New Appendix J racing regulations for 1976 meant the creation of two separate series, the World Championship for Makes (for the Group 4 GTs and Group 5 “Special Production” cars) and the World Championship for Sports Cars (for Group 6 prototype racers). Both were effectively ‘silhouette’ formulas, meaning the cars looked like their road-going counterparts but shared relatively few similarities beneath the surface.
Porsche built the 934 for GT racing and the 935 for the Group 6 Sports Car category. The RSR soldiered on for a few more seasons, known simply as a Carrera, contesting the Group 5 and IMSA categories. In 1977, an RSR (#911 560 9112) again won the Daytona 24 Hours, this time with Hurley Haywood, John Graves, and Dave Helmick taking turns at the wheel. The RSR remained a popular mount for the IMSA GTO class from 1978 until 1981, when turbocharged 934s were admitted. In 1974, RSR #360 0727 was sold to the abovementioned Charlie Kemp, who raced it in 1974 and 1975. It was then sold via broker George Valerio in 1976, going to Dan McLaughlin in 1979, thence via John Starkey to Frenchman Jean-Philippe Grand.
When stripped for inspection in more recent times, the special Porsche factory developments body reinforcements and the larger size rear shock towers were found to be still in place. The car was prepared for European historic racing, an FIA Historic Technical Passport was issued, and the car competed successfully in several high-profile races, including a victory for J-P Grand at the Mugello Classic in 2014. The car was then sold to its current owner, and a bare metal restoration was undertaken, during which, #360 0727 was rebuilt to its original Brumos 2.8 RSR specifications.
The Drive & Verdict
Located in the English Midlands, Donington Park goes back to the 1930s, hosting the hard-charging Mercedes and Auto Union Silver Arrows in the 1937 and 1938 Grands Prix seasons. Its finest hour in more recent times was in 1993 when it hosted the European Grand Prix in which Ayrton Senna trounced all the F1 opposition in conditions more suitable for a powerboat. And now it’s my turn to channel the actions of Peter Gregg and Hurley Haywood on the Donington track.
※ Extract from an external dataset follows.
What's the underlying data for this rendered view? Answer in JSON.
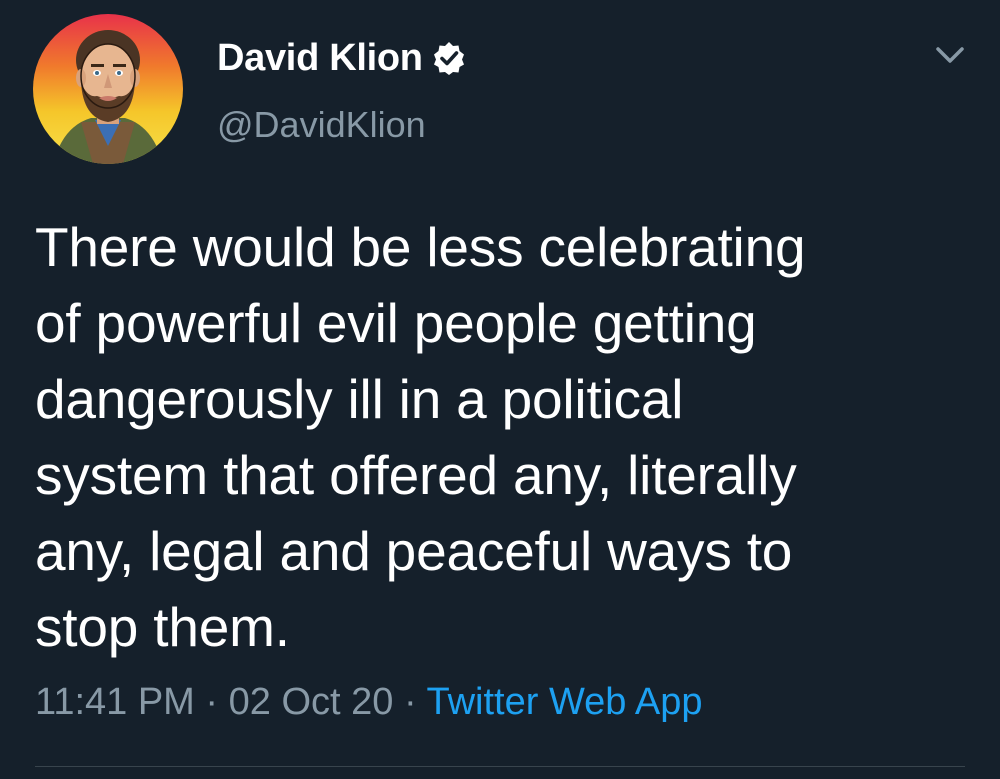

I’ve previously driven two 2.8 RSRs (an ex-Max Moritz car #911 360 0636, and the ex-Juan-Carlos Bolanos car #911 360 1099), so I have an idea of what to expect. With a slight clunk to get into first gear, the clutch is phenomenally fierce, demanding a left-calf workout to depress and release. The left footrest is way off the uncarpeted floorpan. On the move, it doesn’t disappoint, dispensing a heady cocktail of raw speed, peerless handling, and aggressive appearance. It’s hugely exciting yet compliant. Power delivery is instantaneous and enormous from low revs right through the range.
The RSR’s engine is a roarer, its crescendo snarling to a sustained scream, and lift-off prompts a wonderful rasping overrun. Drivability is acutely evident in the fluent gearshift from second to fifth, and it positively romps through the ups, downs, and hairpins. It really must have been a lot of fun back in the day, being in Gregg’s. In his 2.8 RSR, at any rate.
A caricature of the 2.7 RS, the 2.8 RSR is on a different level to its forebear. The suspension is tauter, so there’s less body roll. The tires are large for an early 911 (Michelin Corse 215/55R15-79 in the front, and 270/45R15-86V in back), so there’s much more confidence-inspiring grip. And while the 2.7 is a linear engine that pulls strongly, the RSR’s 2.8 revs much more easily, whizzing right round the rev band. It’s a little bit torquier too, and I strongly sense its race car nature. There’s a fluency about it, and everything is crisp and sharp, as you’d expect after a major overhaul. It’s every bit the ultimate early 911 you would hope it would be.